What this task involves: Take from the data every line in which the word "MANAGEMENT" is found.

Given records:
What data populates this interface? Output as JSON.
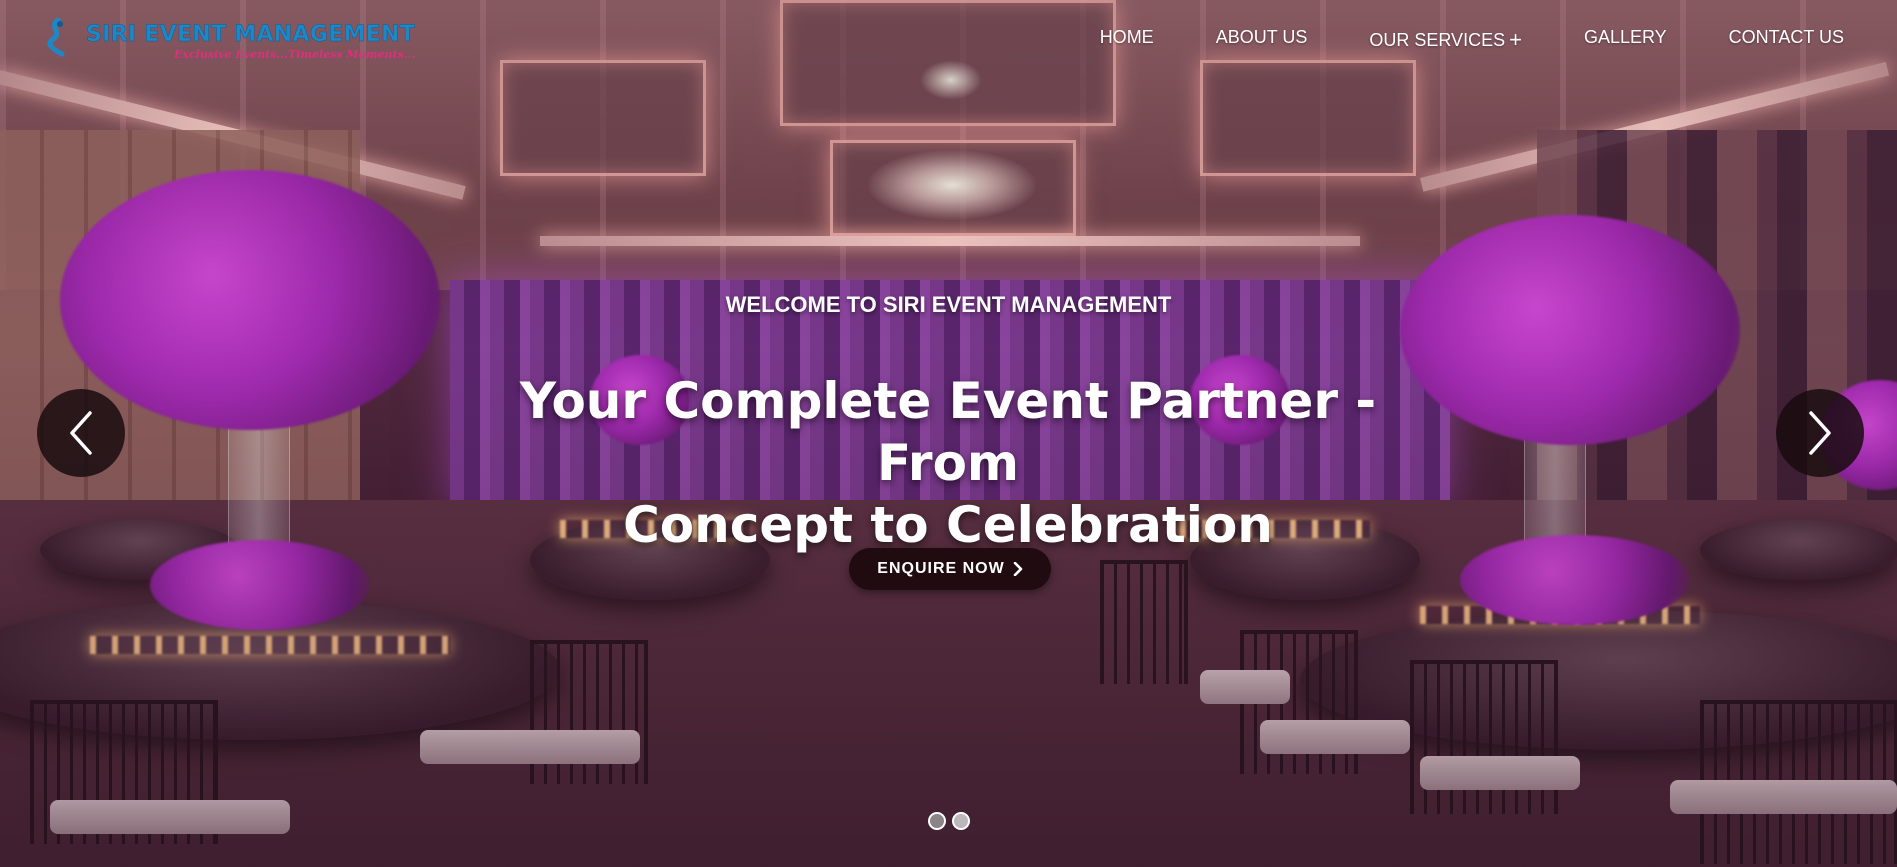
{
  "brand": {
    "name": "SIRI EVENT MANAGEMENT",
    "tagline": "Exclusive Events...Timeless Moments..."
  },
  "nav": {
    "items": [
      {
        "label": "HOME"
      },
      {
        "label": "ABOUT US"
      },
      {
        "label": "OUR SERVICES"
      },
      {
        "label": "GALLERY"
      },
      {
        "label": "CONTACT US"
      }
    ],
    "services_toggle": "+"
  },
  "hero": {
    "welcome": "WELCOME TO SIRI EVENT MANAGEMENT",
    "headline_line1": "Your Complete Event Partner - From",
    "headline_line2": "Concept to Celebration",
    "cta_label": "ENQUIRE NOW"
  },
  "carousel": {
    "slide_count": 2,
    "active_slide": 1,
    "prev_icon": "chevron-left-icon",
    "next_icon": "chevron-right-icon"
  },
  "colors": {
    "brand_blue": "#1e88c7",
    "brand_pink": "#d8327a",
    "cta_background": "#1f0b10",
    "arrow_background": "#190c0f"
  }
}
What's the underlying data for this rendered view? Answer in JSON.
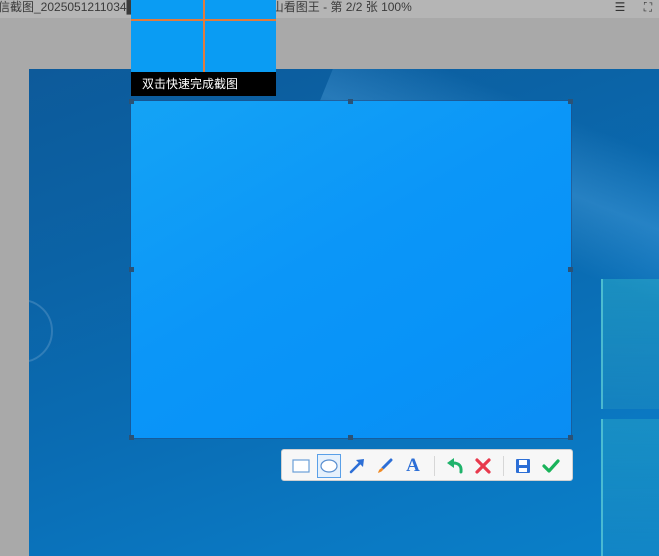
{
  "window": {
    "title": "信截图_2025051211034█████████████B) - 蓝山看图王 - 第 2/2 张 100%",
    "menu_icon": "hamburger-menu-icon",
    "fullscreen_icon": "fullscreen-icon"
  },
  "magnifier": {
    "hint": "双击快速完成截图",
    "crosshair_color": "#e27b3c",
    "preview_color": "#0a9cf3"
  },
  "selection": {
    "fill_color": "#0b96f8",
    "handle_color": "#2b5276"
  },
  "toolbar": {
    "tools": [
      {
        "name": "rectangle-tool",
        "icon": "rectangle-icon",
        "active": false
      },
      {
        "name": "ellipse-tool",
        "icon": "ellipse-icon",
        "active": true
      },
      {
        "name": "arrow-tool",
        "icon": "arrow-icon",
        "active": false
      },
      {
        "name": "brush-tool",
        "icon": "brush-icon",
        "active": false
      },
      {
        "name": "text-tool",
        "icon": "text-icon",
        "label": "A",
        "active": false
      },
      {
        "name": "undo-tool",
        "icon": "undo-icon",
        "active": false
      },
      {
        "name": "cancel-tool",
        "icon": "close-icon",
        "active": false
      },
      {
        "name": "save-tool",
        "icon": "save-icon",
        "active": false
      },
      {
        "name": "confirm-tool",
        "icon": "checkmark-icon",
        "active": false
      }
    ]
  },
  "colors": {
    "accent_blue": "#2d6fd6",
    "undo_green": "#1fb36b",
    "cancel_red": "#e8394d",
    "confirm_green": "#19b35a",
    "brush_orange": "#f08a24"
  }
}
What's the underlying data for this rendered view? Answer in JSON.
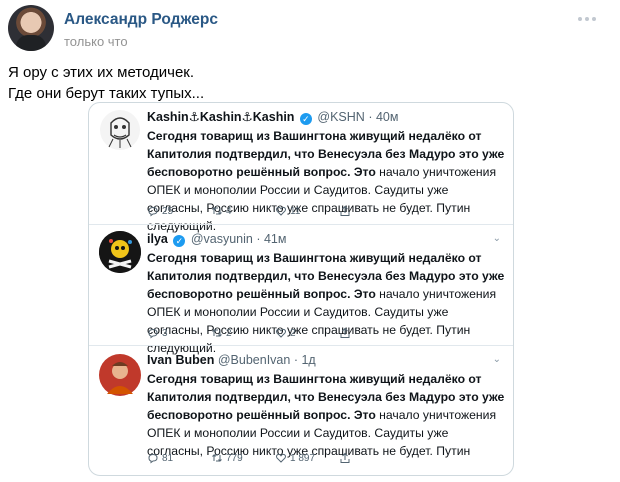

Response for this exercise:
    "name": "SIRI EVENT MANAGEMENT",
    "welcome": "WELCOME TO SIRI EVENT MANAGEMENT",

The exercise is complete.